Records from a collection
************

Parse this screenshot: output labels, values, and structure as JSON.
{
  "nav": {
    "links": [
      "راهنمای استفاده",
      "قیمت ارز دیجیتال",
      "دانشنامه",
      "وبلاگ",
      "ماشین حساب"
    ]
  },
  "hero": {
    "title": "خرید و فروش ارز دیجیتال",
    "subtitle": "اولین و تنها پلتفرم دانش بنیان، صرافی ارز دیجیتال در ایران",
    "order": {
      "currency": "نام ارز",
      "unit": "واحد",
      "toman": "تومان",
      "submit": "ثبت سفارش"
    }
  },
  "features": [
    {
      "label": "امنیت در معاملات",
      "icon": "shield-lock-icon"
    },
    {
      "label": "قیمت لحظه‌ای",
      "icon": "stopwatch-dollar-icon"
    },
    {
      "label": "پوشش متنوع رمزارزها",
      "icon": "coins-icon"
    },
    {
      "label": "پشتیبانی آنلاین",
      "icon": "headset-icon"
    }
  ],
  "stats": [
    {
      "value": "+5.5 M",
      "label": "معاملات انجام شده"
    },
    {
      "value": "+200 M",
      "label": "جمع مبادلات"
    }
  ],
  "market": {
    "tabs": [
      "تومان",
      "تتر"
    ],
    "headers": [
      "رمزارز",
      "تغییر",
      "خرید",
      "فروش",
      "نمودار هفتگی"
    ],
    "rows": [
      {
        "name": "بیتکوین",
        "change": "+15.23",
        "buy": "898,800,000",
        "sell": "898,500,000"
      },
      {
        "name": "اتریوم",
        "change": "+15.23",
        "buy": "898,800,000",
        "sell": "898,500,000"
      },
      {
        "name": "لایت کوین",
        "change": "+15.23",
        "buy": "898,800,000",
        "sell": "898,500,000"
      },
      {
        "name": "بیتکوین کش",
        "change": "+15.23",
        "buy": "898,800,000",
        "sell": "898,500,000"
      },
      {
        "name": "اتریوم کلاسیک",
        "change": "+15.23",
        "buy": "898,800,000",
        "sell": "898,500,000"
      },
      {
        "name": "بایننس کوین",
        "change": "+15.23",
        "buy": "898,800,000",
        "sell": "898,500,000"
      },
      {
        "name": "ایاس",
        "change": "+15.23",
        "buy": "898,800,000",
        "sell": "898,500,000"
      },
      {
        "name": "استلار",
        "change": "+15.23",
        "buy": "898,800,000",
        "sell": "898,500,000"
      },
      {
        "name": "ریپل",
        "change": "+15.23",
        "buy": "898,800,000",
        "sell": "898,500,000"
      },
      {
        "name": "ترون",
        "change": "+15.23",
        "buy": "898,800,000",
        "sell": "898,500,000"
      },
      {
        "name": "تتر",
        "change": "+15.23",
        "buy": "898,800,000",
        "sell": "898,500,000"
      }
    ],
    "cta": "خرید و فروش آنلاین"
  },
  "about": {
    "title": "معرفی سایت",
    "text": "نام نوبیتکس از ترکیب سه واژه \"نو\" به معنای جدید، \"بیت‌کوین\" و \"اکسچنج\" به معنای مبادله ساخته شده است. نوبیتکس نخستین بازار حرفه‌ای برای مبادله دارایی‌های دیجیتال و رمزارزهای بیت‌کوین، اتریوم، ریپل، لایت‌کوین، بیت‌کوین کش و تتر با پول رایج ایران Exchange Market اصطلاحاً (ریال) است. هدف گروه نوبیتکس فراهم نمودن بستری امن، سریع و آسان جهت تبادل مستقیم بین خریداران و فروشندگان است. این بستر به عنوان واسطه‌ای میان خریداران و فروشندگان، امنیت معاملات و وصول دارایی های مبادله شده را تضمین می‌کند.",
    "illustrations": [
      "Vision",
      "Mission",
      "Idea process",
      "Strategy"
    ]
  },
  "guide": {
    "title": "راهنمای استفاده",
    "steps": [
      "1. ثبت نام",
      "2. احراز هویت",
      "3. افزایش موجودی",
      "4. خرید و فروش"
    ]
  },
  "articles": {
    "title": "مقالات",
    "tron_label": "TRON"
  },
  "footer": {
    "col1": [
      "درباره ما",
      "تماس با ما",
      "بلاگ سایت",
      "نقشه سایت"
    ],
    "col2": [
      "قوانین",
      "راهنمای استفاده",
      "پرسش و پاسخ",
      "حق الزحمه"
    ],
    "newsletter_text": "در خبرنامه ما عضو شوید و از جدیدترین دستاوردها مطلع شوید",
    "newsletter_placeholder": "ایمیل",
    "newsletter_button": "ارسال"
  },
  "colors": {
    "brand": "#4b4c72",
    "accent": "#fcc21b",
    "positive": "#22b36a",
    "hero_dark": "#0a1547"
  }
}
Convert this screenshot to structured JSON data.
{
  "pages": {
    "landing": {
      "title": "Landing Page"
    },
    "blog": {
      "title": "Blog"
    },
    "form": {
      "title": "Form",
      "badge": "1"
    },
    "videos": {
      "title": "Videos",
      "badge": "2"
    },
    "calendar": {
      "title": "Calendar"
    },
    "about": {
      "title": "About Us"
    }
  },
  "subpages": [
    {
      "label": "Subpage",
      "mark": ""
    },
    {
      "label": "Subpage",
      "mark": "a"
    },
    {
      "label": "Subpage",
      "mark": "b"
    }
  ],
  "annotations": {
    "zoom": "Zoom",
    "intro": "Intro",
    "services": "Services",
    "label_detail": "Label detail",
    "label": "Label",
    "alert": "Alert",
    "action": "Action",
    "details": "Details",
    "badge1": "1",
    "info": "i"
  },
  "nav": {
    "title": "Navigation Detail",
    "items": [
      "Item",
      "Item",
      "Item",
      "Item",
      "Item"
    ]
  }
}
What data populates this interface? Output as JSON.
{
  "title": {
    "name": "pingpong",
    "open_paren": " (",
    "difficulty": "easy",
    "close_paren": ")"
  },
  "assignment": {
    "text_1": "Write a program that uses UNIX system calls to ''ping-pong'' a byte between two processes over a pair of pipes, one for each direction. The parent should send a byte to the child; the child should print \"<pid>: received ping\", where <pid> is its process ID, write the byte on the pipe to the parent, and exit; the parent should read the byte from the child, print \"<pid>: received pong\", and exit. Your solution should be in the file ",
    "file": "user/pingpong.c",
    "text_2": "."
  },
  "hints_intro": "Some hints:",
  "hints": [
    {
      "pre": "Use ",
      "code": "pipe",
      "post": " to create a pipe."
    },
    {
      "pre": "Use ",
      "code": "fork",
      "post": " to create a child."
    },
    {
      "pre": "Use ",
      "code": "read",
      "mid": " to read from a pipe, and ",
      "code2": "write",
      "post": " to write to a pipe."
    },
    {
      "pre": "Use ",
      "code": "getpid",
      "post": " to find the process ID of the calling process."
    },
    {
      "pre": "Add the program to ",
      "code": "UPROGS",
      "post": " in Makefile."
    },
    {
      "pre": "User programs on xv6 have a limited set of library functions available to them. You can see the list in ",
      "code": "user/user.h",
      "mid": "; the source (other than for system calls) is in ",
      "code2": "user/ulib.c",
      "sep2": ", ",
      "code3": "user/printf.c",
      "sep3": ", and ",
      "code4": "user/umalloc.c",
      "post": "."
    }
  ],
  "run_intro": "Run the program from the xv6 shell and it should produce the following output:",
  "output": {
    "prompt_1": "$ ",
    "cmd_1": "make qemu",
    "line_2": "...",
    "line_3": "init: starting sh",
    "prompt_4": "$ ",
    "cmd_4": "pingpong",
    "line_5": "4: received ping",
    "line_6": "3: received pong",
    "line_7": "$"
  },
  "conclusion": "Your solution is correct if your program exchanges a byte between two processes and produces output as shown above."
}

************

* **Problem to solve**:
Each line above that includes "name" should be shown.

* **Solution to the exercise**:
        "name": "بیتکوین",
        "name": "اتریوم",
        "name": "لایت کوین",
        "name": "بیتکوین کش",
        "name": "اتریوم کلاسیک",
        "name": "بایننس کوین",
        "name": "ایاس",
        "name": "استلار",
        "name": "ریپل",
        "name": "ترون",
        "name": "تتر",
    "name": "pingpong",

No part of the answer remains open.